Whether you are a homeowner or tenant, the contents of your home are likely to be valuable – valuable enough to tempt the light-fingered or professional attentions of burglars.

That risk is multiplied many times over, of course, when you are away from your home, perhaps for an extended period of time, while on holiday for example. 

Although you are likely to have arranged home contents insurance or tenants insurance – and specialist unoccupied property insurance when you are absent for any lengthy period – your insurer is still entitled to expect you to take all due reasonable care in safeguarding your home against burglars. The more security measures you put in place, the greater your chances of earning a discount on the premiums payable.

As we noted in an article that appeared in our Knowledge Base on the 2nd of May 2018, one London council reported that almost a half of all burglaries happen when a home is unoccupied. 

So, how might you burglar proof your home – especially when there is no one living there? 

Don’t advertise

  • in these days of ubiquitous social media, avoid the temptation of announcing your holiday plans to all and sundry – burglars are as likely to take as much an interest in your absence from home as your closest online friends 

Burglar alarms

  • the Telegraph newspaper got word direct from the horse’s mouth by asking ex-burglars for their “professional” views on home security;
  • a number of them stressed the importance of a good, reliable burglar alarm system, complete with video cameras;
  • although burglars take pride in spotting a “fake” or cheaper model of burglar alarm, the fact remains that they are expensive to install – and more economical alternatives, such as motion-detector lighting is likely to deter any purely opportunistic thief;

The front door 

  • when considering the general security of your home, start with the front door – since that is where any burglar is also likely to start; 
  • make it look well-kept and secure, with a deadlock as well as a standard Yale lock;
  • after the front door, similar attention needs to be turned to the windows – on upper floors, too – with good-quality locks fitted wherever possible;
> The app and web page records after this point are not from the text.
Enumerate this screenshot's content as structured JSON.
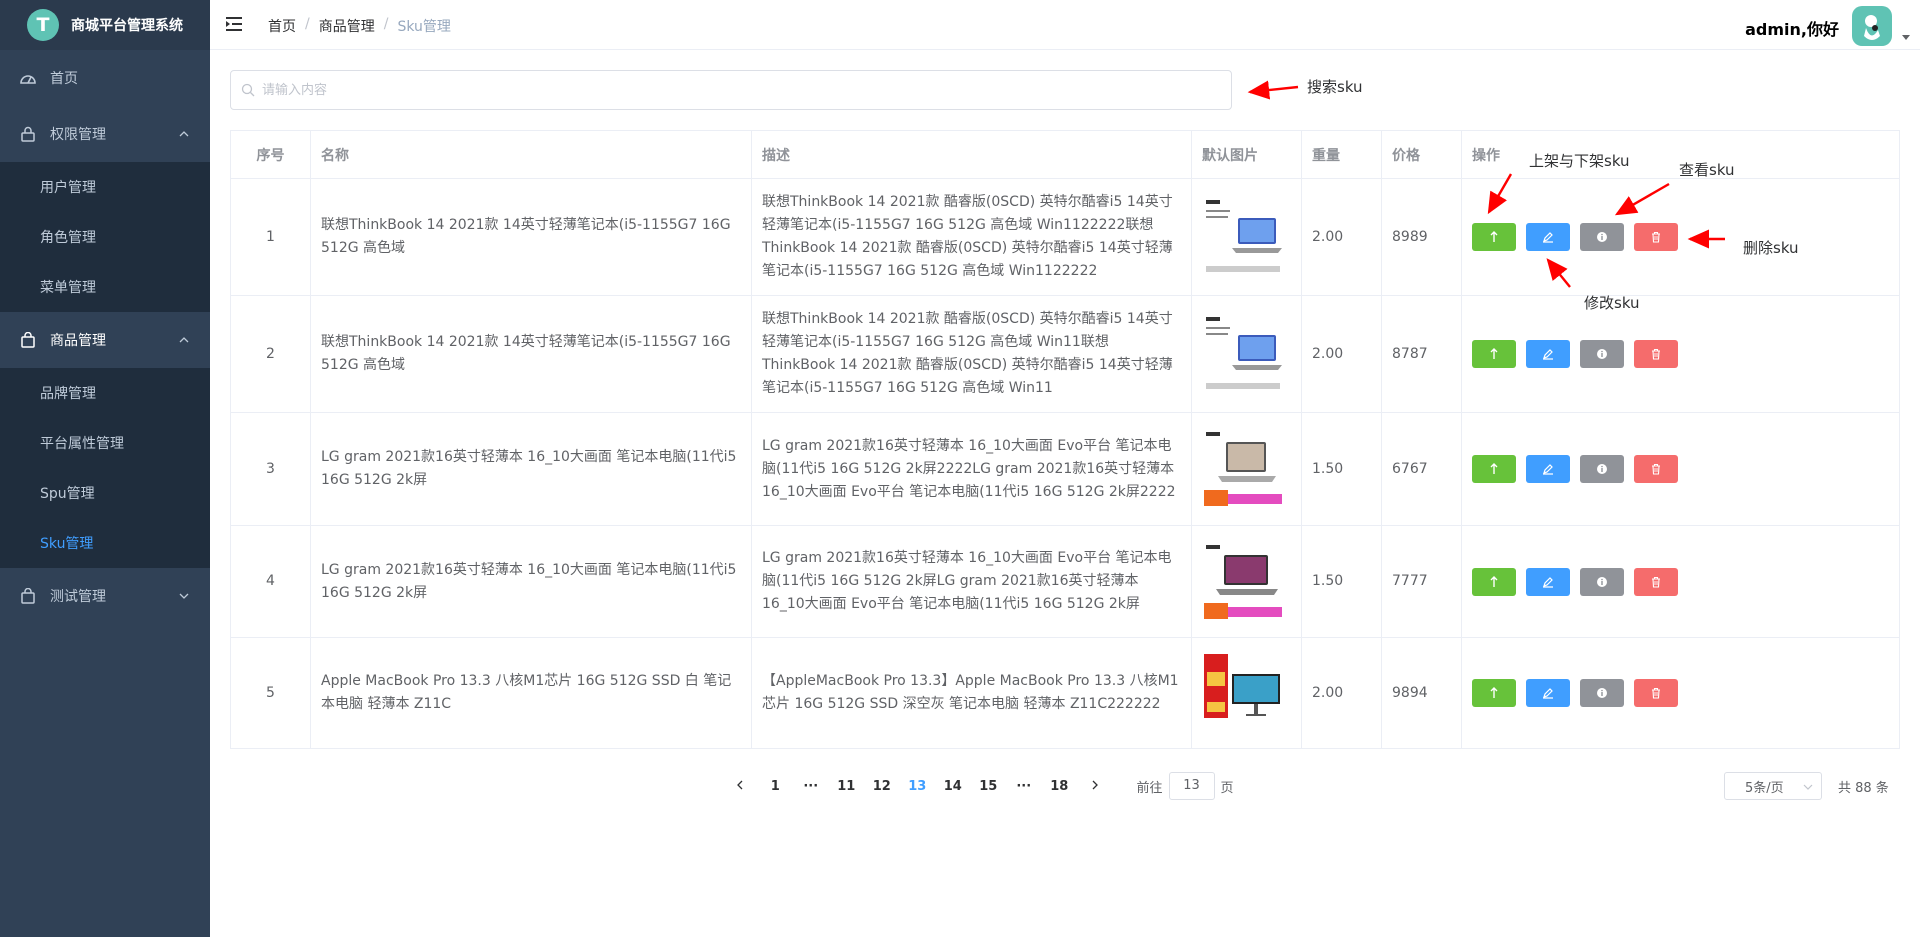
{
  "app": {
    "logo_letter": "T",
    "title": "商城平台管理系统"
  },
  "sidebar": {
    "home": "首页",
    "groups": [
      {
        "label": "权限管理",
        "items": [
          "用户管理",
          "角色管理",
          "菜单管理"
        ]
      },
      {
        "label": "商品管理",
        "items": [
          "品牌管理",
          "平台属性管理",
          "Spu管理",
          "Sku管理"
        ]
      },
      {
        "label": "测试管理",
        "items": []
      }
    ],
    "active_item": "Sku管理"
  },
  "breadcrumb": [
    "首页",
    "商品管理",
    "Sku管理"
  ],
  "user": {
    "greeting": "admin,你好"
  },
  "search": {
    "placeholder": "请输入内容",
    "value": ""
  },
  "table": {
    "headers": [
      "序号",
      "名称",
      "描述",
      "默认图片",
      "重量",
      "价格",
      "操作"
    ],
    "rows": [
      {
        "idx": "1",
        "name": "联想ThinkBook 14 2021款 14英寸轻薄笔记本(i5-1155G7 16G 512G 高色域",
        "desc": "联想ThinkBook 14 2021款 酷睿版(0SCD) 英特尔酷睿i5 14英寸轻薄笔记本(i5-1155G7 16G 512G 高色域 Win1122222联想ThinkBook 14 2021款 酷睿版(0SCD) 英特尔酷睿i5 14英寸轻薄笔记本(i5-1155G7 16G 512G 高色域 Win1122222",
        "weight": "2.00",
        "price": "8989"
      },
      {
        "idx": "2",
        "name": "联想ThinkBook 14 2021款 14英寸轻薄笔记本(i5-1155G7 16G 512G 高色域",
        "desc": "联想ThinkBook 14 2021款 酷睿版(0SCD) 英特尔酷睿i5 14英寸轻薄笔记本(i5-1155G7 16G 512G 高色域 Win11联想ThinkBook 14 2021款 酷睿版(0SCD) 英特尔酷睿i5 14英寸轻薄笔记本(i5-1155G7 16G 512G 高色域 Win11",
        "weight": "2.00",
        "price": "8787"
      },
      {
        "idx": "3",
        "name": "LG gram 2021款16英寸轻薄本 16_10大画面 笔记本电脑(11代i5 16G 512G 2k屏",
        "desc": "LG gram 2021款16英寸轻薄本 16_10大画面 Evo平台 笔记本电脑(11代i5 16G 512G 2k屏2222LG gram 2021款16英寸轻薄本 16_10大画面 Evo平台 笔记本电脑(11代i5 16G 512G 2k屏2222",
        "weight": "1.50",
        "price": "6767"
      },
      {
        "idx": "4",
        "name": "LG gram 2021款16英寸轻薄本 16_10大画面 笔记本电脑(11代i5 16G 512G 2k屏",
        "desc": "LG gram 2021款16英寸轻薄本 16_10大画面 Evo平台 笔记本电脑(11代i5 16G 512G 2k屏LG gram 2021款16英寸轻薄本 16_10大画面 Evo平台 笔记本电脑(11代i5 16G 512G 2k屏",
        "weight": "1.50",
        "price": "7777"
      },
      {
        "idx": "5",
        "name": "Apple MacBook Pro 13.3 八核M1芯片 16G 512G SSD 白 笔记本电脑 轻薄本 Z11C",
        "desc": "【AppleMacBook Pro 13.3】Apple MacBook Pro 13.3 八核M1芯片 16G 512G SSD 深空灰 笔记本电脑 轻薄本 Z11C222222",
        "weight": "2.00",
        "price": "9894"
      }
    ]
  },
  "pagination": {
    "pages": [
      "1",
      "···",
      "11",
      "12",
      "13",
      "14",
      "15",
      "···",
      "18"
    ],
    "current": "13",
    "jump_prefix": "前往",
    "jump_value": "13",
    "jump_suffix": "页",
    "page_size": "5条/页",
    "total": "共 88 条"
  },
  "annotations": {
    "search": "搜索sku",
    "onsale": "上架与下架sku",
    "view": "查看sku",
    "delete": "删除sku",
    "edit": "修改sku"
  },
  "colors": {
    "sidebar_bg": "#304156",
    "active": "#409eff",
    "green": "#67c23a",
    "gray": "#909399",
    "red": "#f56c6c",
    "annotation_arrow": "#ff0000"
  },
  "icons": [
    "dashboard-icon",
    "lock-icon",
    "shopping-bag-icon",
    "hamburger-icon",
    "search-icon",
    "arrow-up-icon",
    "edit-icon",
    "info-icon",
    "delete-icon"
  ]
}
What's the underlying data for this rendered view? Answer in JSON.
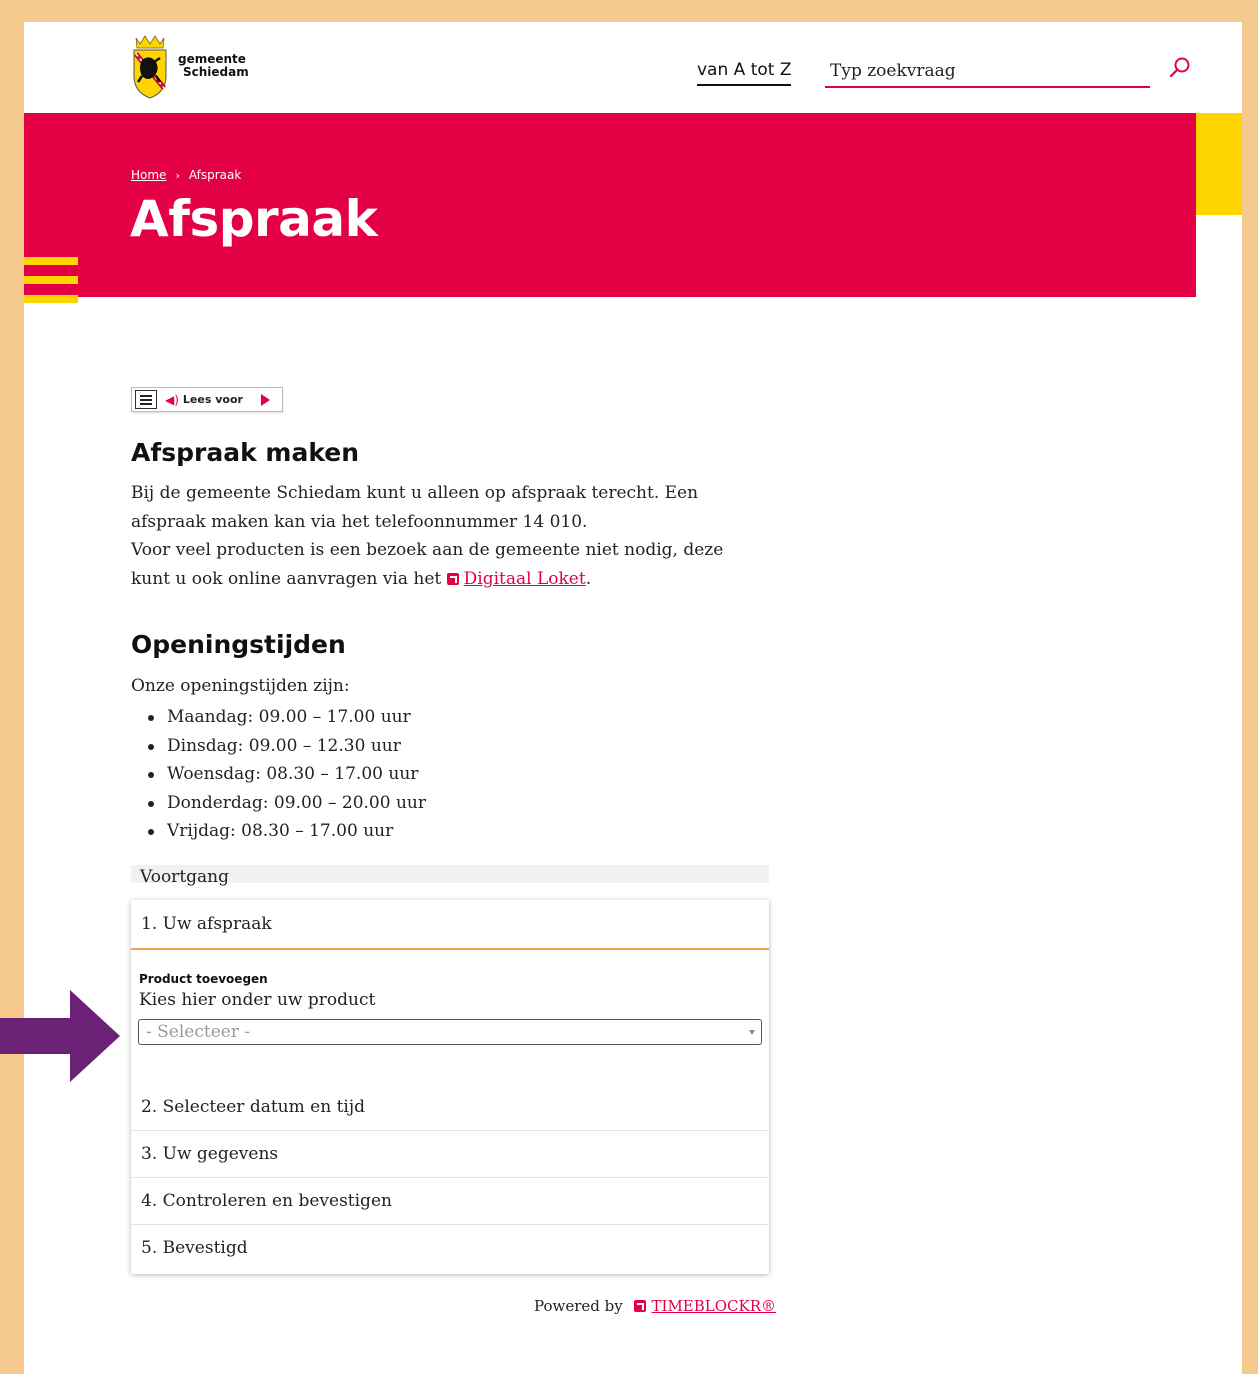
{
  "header": {
    "logo_line1": "gemeente",
    "logo_line2": "Schiedam",
    "nav_az": "van A tot Z",
    "search_placeholder": "Typ zoekvraag",
    "search_icon": "search-icon"
  },
  "colors": {
    "brand_red": "#e30045",
    "brand_yellow": "#ffd500",
    "frame": "#f6c98f",
    "step_accent": "#f0a24a",
    "arrow": "#6b2175"
  },
  "breadcrumb": {
    "home": "Home",
    "separator": "›",
    "current": "Afspraak"
  },
  "page_title": "Afspraak",
  "readspeaker": {
    "label": "Lees voor"
  },
  "intro": {
    "heading": "Afspraak maken",
    "line1": "Bij de gemeente Schiedam kunt u alleen op afspraak terecht. Een afspraak maken kan via het telefoonnummer 14 010.",
    "line2_prefix": "Voor veel producten is een bezoek aan de gemeente niet nodig, deze kunt u ook online aanvragen via het",
    "line2_link": "Digitaal Loket",
    "line2_suffix": "."
  },
  "hours": {
    "heading": "Openingstijden",
    "intro": "Onze openingstijden zijn:",
    "items": [
      "Maandag: 09.00 – 17.00 uur",
      "Dinsdag: 09.00 – 12.30 uur",
      "Woensdag: 08.30 – 17.00 uur",
      "Donderdag: 09.00 – 20.00 uur",
      "Vrijdag: 08.30 – 17.00 uur"
    ]
  },
  "widget": {
    "progress_label": "Voortgang",
    "step1": "1. Uw afspraak",
    "product_label": "Product toevoegen",
    "product_help": "Kies hier onder uw product",
    "product_select_value": "- Selecteer -",
    "steps": [
      "2. Selecteer datum en tijd",
      "3. Uw gegevens",
      "4. Controleren en bevestigen",
      "5. Bevestigd"
    ]
  },
  "footer": {
    "powered_prefix": "Powered by",
    "powered_link": "TIMEBLOCKR®"
  }
}
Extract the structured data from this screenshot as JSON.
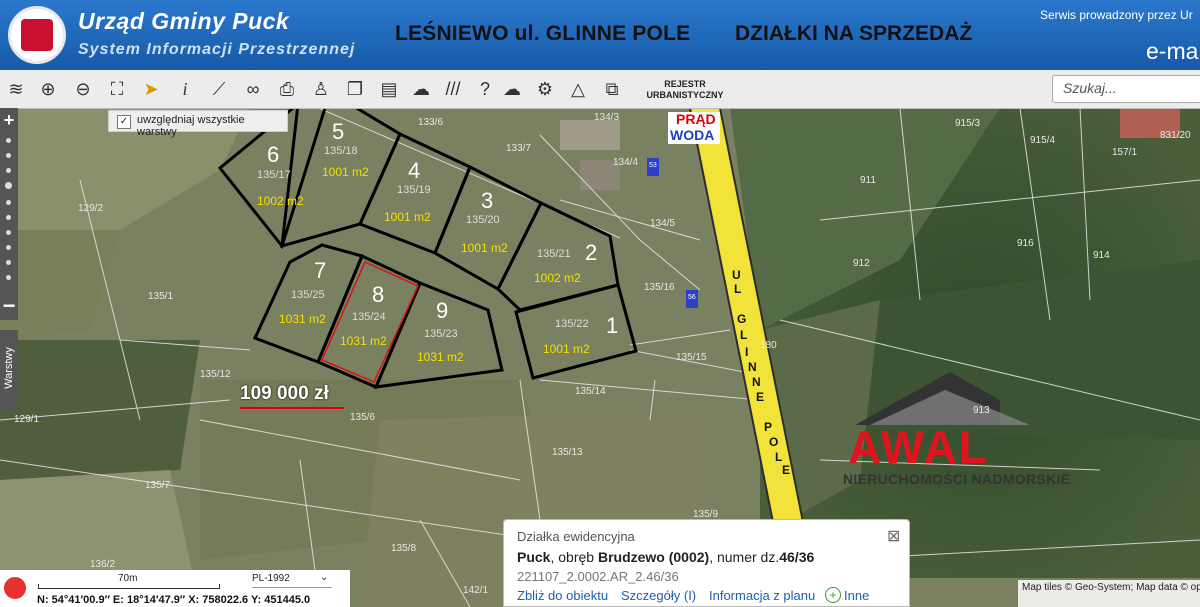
{
  "header": {
    "title": "Urząd Gminy Puck",
    "subtitle": "System Informacji Przestrzennej",
    "heading_location": "LEŚNIEWO ul. GLINNE POLE",
    "heading_offer": "DZIAŁKI  NA SPRZEDAŻ",
    "service_note": "Serwis prowadzony przez Ur",
    "email_label": "e-ma"
  },
  "toolbar": {
    "icons": [
      "layers-icon",
      "zoom-in-icon",
      "zoom-out-icon",
      "zoom-extent-icon",
      "pointer-icon",
      "info-icon",
      "measure-icon",
      "link-icon",
      "print-icon",
      "street-view-icon",
      "copy-icon",
      "layout-icon",
      "draw-area-icon",
      "hatch-icon",
      "help-icon",
      "cloud-icon",
      "settings-icon",
      "triangle-icon",
      "pages-icon"
    ],
    "rejestr_label_1": "REJESTR",
    "rejestr_label_2": "URBANISTYCZNY",
    "search_placeholder": "Szukaj..."
  },
  "layers_option": {
    "label": "uwzględniaj wszystkie warstwy",
    "checked": true
  },
  "side": {
    "warstwy_label": "Warstwy"
  },
  "map": {
    "utilities_power": "PRĄD",
    "utilities_water": "WODA",
    "road_label_letters": [
      "U",
      "L",
      "G",
      "L",
      "I",
      "N",
      "N",
      "E",
      "P",
      "O",
      "L",
      "E"
    ],
    "plots": [
      {
        "number": "6",
        "parcel": "135/17",
        "area": "1002 m2"
      },
      {
        "number": "5",
        "parcel": "135/18",
        "area": "1001 m2"
      },
      {
        "number": "4",
        "parcel": "135/19",
        "area": "1001 m2"
      },
      {
        "number": "3",
        "parcel": "135/20",
        "area": "1001 m2"
      },
      {
        "number": "2",
        "parcel": "135/21",
        "area": "1002 m2"
      },
      {
        "number": "1",
        "parcel": "135/22",
        "area": "1001 m2"
      },
      {
        "number": "7",
        "parcel": "135/25",
        "area": "1031 m2"
      },
      {
        "number": "8",
        "parcel": "135/24",
        "area": "1031 m2"
      },
      {
        "number": "9",
        "parcel": "135/23",
        "area": "1031 m2"
      }
    ],
    "parcel_labels": [
      "133/6",
      "133/7",
      "134/3",
      "134/4",
      "134/5",
      "135/16",
      "135/15",
      "135/14",
      "135/13",
      "135/12",
      "135/1",
      "135/6",
      "135/7",
      "135/8",
      "135/9",
      "129/2",
      "129/1",
      "136/2",
      "142/1",
      "180",
      "911",
      "912",
      "913",
      "914",
      "915/3",
      "915/4",
      "916",
      "157/1",
      "831/20",
      "53",
      "56"
    ],
    "price": "109 000 zł"
  },
  "brand": {
    "name": "AWAL",
    "tagline": "NIERUCHOMOŚCI NADMORSKIE"
  },
  "popup": {
    "title": "Działka ewidencyjna",
    "location_bold": "Puck",
    "location_mid": ", obręb ",
    "precinct_bold": "Brudzewo (0002)",
    "number_prefix": ", numer dz.",
    "number_bold": "46/36",
    "identifier": "221107_2.0002.AR_2.46/36",
    "link_zoom": "Zbliż do obiektu",
    "link_details": "Szczegóły (I)",
    "link_plan": "Informacja z planu",
    "link_other": "Inne"
  },
  "status": {
    "scale_label": "70m",
    "crs": "PL-1992",
    "coords": "N: 54°41′00.9″  E: 18°14′47.9″  X: 758022.6  Y: 451445.0",
    "attribution": "Map tiles © Geo-System; Map data © openstreetmap"
  },
  "colors": {
    "header": "#1e63b4",
    "road": "#f2e33a",
    "plot_outline": "#000000",
    "plot_area_text": "#f5e000",
    "accent_red": "#e0141e"
  }
}
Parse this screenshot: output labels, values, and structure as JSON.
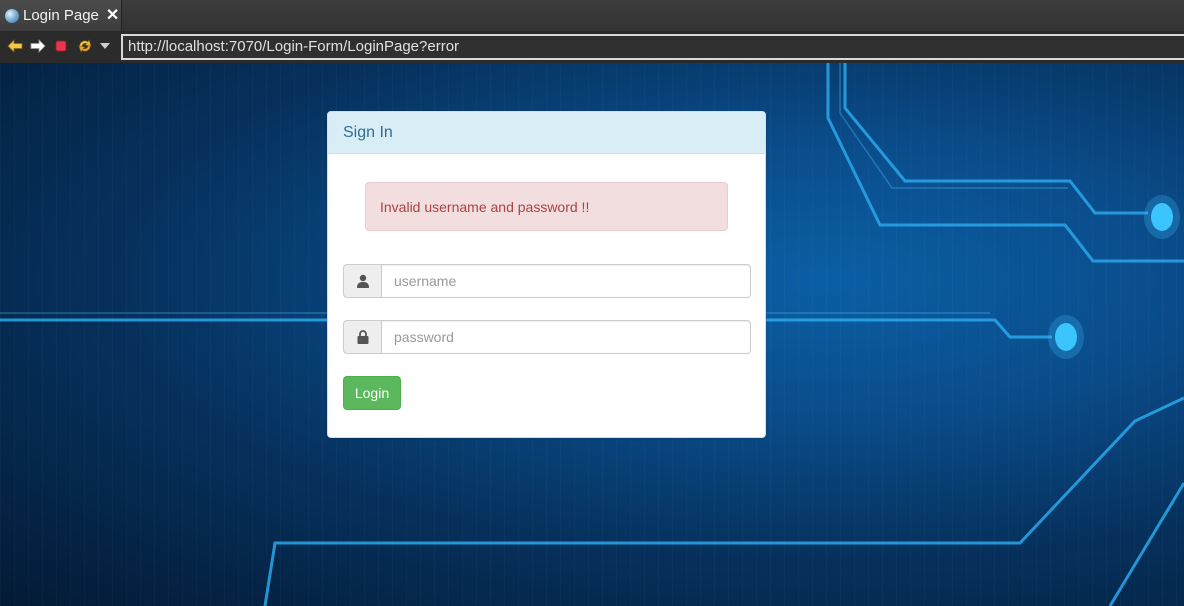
{
  "browser": {
    "tab": {
      "title": "Login Page",
      "close_glyph": "✕",
      "icon": "globe-icon"
    },
    "nav": {
      "back_icon": "back-arrow-icon",
      "forward_icon": "forward-arrow-icon",
      "stop_icon": "stop-icon",
      "refresh_icon": "refresh-icon",
      "dropdown_icon": "chevron-down-icon",
      "url": "http://localhost:7070/Login-Form/LoginPage?error"
    }
  },
  "login": {
    "heading": "Sign In",
    "error_message": "Invalid username and password !!",
    "username": {
      "placeholder": "username",
      "value": "",
      "icon": "user-icon"
    },
    "password": {
      "placeholder": "password",
      "value": "",
      "icon": "lock-icon"
    },
    "submit_label": "Login"
  },
  "colors": {
    "panel_heading_bg": "#d9edf7",
    "panel_heading_text": "#31708f",
    "alert_bg": "#f2dede",
    "alert_text": "#a94442",
    "login_button": "#5cb85c",
    "background_accent": "#1fa3e8"
  }
}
Appearances are everything

  • when there is no one at home, that is just the time to make it appear that someone is living there; 
  • make sure that the milk, papers and other deliveries are taken inside everyday – by cancelling the orders and enlisting the help of a friendly neighbour;
  • economically-priced timer-switches allow lights to be turned on and off at appropriate times, whilst even cameras and monitoring equipment have become relatively cheap to buy these days; 

Stow the valuables

  • don’t keep valuables on show, but move them out of direct sight of the windows;
  • if there is a break-in, some places are likely to be more obvious for the burglar to search than others – the sock drawer, for example, is reported to be a place favoured by many householders, and even the novice burglar knows that just as well;
  • use some imagination and creativity, therefore, in finding out of the way places to stash your most valuable items and documents 

There are many ways you might help to burglar proof your home. Your local police force may be able to suggest ways you had not thought of – and their advice is often provided completely free of charge. So, remember to take them up on any offer to help.